Despite trailing in sales growth, the hardgoods segment saw the strongest growth where it counts – the bottom line. Consolidated profits for the reporting companies were up 44.8% versus the year-ago quarter as TaylorMade-adidas Golf swung to a strong operating profit from a loss last year and several snow sports manufacturers managed to slim their quarterly loss on a better winter season. Excluding Quiksilver’s Rossi write-down, softgoods manufacturer’s bottom line result increased 21.6% over the year-ago level.

Taking a closer look at the softgoods segment, both footwear and apparel vendors had a strong quarter. Apparel outpaced footwear in sales growth, but reported a net loss after a profit last year. However, when using ZQK’s pro forma numbers, apparel vendors saw profit grow in the high-teens.

Footwear vendors posted net sales growth of approximately 15% for the quarter, while profit increased in the low-20’s. Growth focused on the athletic side of the footwear segment as Nike, Inc. posted a monster quarter with double-digit sales and net income growth. Outdoor footwear vendors saw an 11.2% increase in sales, but gross margins declined approximately 190 basis points, which led to a low-singles decline in net income, mainly due to softness at Crocs. Also attributable to Crocs, inventories in outdoor footwear grew just over twice as fast as net sales for the first quarter.

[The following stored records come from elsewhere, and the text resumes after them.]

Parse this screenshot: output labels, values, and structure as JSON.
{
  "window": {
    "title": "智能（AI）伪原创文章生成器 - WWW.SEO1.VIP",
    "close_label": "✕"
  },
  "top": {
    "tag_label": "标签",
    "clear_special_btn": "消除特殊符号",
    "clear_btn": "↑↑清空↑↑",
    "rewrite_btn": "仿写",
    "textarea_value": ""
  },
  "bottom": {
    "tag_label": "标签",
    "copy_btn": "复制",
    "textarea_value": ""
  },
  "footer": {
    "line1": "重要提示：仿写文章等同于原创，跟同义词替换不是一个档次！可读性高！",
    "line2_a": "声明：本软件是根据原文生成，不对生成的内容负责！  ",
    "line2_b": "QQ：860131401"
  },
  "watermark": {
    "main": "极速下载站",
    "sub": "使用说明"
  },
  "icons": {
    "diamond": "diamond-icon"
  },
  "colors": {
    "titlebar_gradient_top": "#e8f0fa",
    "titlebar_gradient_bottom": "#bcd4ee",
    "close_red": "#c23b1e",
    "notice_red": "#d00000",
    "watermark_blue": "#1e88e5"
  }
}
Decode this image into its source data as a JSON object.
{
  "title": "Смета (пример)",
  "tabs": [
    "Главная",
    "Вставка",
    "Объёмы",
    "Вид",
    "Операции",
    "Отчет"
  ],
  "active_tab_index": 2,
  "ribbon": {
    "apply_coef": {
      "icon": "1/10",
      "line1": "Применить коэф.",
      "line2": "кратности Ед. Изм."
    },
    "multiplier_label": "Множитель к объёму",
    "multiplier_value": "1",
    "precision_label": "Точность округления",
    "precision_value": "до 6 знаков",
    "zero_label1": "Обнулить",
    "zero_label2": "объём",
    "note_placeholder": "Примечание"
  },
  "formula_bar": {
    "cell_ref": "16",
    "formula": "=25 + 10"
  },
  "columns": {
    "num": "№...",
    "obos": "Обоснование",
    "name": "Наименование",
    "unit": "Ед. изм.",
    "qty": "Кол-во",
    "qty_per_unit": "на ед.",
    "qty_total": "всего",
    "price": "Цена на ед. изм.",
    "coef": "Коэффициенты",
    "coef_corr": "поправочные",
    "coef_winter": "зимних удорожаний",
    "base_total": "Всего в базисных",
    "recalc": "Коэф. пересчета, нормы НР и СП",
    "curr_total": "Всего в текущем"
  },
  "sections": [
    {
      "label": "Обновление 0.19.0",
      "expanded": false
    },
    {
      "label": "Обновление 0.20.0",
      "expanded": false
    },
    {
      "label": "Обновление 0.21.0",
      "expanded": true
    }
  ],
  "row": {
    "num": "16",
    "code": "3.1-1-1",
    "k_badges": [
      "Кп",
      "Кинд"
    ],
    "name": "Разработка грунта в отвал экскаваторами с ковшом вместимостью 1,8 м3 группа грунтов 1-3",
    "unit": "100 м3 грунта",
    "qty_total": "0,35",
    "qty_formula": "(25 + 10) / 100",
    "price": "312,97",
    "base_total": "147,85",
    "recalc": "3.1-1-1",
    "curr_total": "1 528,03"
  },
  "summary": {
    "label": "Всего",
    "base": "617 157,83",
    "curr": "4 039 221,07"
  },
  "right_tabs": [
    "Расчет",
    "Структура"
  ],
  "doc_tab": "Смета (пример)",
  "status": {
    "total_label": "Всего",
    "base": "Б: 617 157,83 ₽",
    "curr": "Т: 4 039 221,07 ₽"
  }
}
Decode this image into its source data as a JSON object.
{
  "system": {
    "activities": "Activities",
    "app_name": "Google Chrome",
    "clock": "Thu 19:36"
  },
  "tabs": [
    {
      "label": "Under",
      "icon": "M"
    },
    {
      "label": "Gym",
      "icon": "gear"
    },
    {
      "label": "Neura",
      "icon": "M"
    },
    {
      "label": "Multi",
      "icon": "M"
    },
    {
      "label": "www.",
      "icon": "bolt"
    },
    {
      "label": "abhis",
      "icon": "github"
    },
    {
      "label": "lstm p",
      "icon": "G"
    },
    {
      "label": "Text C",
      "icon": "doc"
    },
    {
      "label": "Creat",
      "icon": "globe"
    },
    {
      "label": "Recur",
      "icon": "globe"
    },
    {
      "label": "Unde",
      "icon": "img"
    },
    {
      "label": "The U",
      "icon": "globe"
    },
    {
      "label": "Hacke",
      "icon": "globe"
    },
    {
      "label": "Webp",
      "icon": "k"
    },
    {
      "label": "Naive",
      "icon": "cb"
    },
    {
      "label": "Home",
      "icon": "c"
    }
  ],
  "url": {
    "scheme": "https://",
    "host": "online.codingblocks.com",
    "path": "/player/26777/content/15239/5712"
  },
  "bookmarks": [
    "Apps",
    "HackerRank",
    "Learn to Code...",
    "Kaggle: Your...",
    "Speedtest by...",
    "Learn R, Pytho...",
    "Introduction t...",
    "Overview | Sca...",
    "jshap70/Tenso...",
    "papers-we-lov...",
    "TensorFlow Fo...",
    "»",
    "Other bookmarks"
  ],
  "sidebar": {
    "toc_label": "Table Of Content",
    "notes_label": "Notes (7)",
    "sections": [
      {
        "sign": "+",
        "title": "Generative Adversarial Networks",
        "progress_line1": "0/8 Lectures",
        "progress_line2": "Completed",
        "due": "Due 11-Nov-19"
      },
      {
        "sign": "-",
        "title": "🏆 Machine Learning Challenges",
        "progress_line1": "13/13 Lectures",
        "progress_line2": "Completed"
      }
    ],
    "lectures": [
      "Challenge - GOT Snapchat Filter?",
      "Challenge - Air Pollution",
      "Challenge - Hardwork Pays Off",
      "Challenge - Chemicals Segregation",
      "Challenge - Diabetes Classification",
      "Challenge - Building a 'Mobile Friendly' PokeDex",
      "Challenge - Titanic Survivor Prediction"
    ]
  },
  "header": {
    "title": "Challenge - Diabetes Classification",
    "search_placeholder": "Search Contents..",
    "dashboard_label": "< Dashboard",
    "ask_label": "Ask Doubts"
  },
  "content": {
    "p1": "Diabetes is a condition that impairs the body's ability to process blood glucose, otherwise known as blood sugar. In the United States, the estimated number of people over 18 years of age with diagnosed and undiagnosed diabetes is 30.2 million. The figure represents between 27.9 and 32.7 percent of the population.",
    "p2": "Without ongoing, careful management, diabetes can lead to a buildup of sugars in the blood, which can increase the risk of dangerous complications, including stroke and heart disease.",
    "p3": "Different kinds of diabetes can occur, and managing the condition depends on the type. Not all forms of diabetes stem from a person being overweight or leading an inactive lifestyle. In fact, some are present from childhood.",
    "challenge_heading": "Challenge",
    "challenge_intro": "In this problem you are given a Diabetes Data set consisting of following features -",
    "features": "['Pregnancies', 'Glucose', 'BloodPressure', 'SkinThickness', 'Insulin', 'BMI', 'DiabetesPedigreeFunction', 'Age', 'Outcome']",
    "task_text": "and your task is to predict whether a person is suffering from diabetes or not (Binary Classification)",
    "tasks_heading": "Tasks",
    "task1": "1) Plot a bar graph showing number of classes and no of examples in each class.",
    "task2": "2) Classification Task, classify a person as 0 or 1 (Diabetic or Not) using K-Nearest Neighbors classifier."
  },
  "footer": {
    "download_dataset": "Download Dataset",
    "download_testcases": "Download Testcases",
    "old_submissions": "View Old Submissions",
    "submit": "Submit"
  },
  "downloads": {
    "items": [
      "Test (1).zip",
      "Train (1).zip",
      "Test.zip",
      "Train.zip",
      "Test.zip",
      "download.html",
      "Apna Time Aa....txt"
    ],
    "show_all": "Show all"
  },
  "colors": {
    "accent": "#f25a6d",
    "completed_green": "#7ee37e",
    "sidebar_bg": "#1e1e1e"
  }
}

In hardgoods, golf was the place to be as both sales and profits grew double-digits, while margins expanded and return on sales improved. Sales for the quarter increased approximately 10%, with only Wilson Golf and Aldila posting declines. That growth, paired with a nearly 150 basis point jump in gross margins, led to a 38.5% net income spike and to a 110 basis point increase in return on sales.

Profits were down for several golf vendors for the quarter, but those declines were more than offset by over 20% bottom line growth at Callaway and TaylorMade’s previously mentioned swing to profit. The golf segment also saw the slowest inventory growth for the quarter, increasing only 4.6%. A large part of this tempered increase is the move to lean manufacturing that several industry vendors have adopted.

Fitness vendors had a tough quarter as sales slipped 2.3%. Growth at Cybex was more than offset by a steep decline at Precor. A similar trend occurred on the bottom line with double-digit net income growth at Cybex more than offset by Precor’s over 62% decline in operating profit. The soft fitness results were more than offset by snow sports vendors, as a decent showing from Old Man Winter helped the segment approach the sales levels seen in 2006.

On an overall basis, inventories grew in the double-digits for the quarter, but slightly behind sales at 15.1%. This metric, however, is where the softgoods and hardgoods manufacturers differ the most. With the consumer generally worried about a difficult economic environment, hardgoods manufacturers moved towards a leaner stance, carrying less product on hand.

This plan also applied to many of the softgoods vendors, but notable increases from several companies – especially more-than-doubled inventory levels at Under Armour and Crocs – left many analysts scratching their heads at quarter’s end. Both companies have reported plans to deal with the surge in inventory levels, but the retailer is the ultimate factor here and such large increases in times when overall economic growth is barely positive, could easily become an issue.

In general, comments from the industry’s retailers and more recent data compiled by SportScanINFO seem to suggest that the second quarter is a much rosier picture than was the first as weather becomes more seasonal and tax rebate checks arrive and get spent. With a strong Q1 turned in by the industry’s vendors, the retailer sentiment might signal a shift in the winds of recession that have been blowing since the third quarter last year.

However, headwinds caused by ever increasing costs in labor, raw materials and transportation that will not get passed on to retailers until 2009 threaten to weaken the full year results. (NOTE – See accompanying charts on pages 6-7)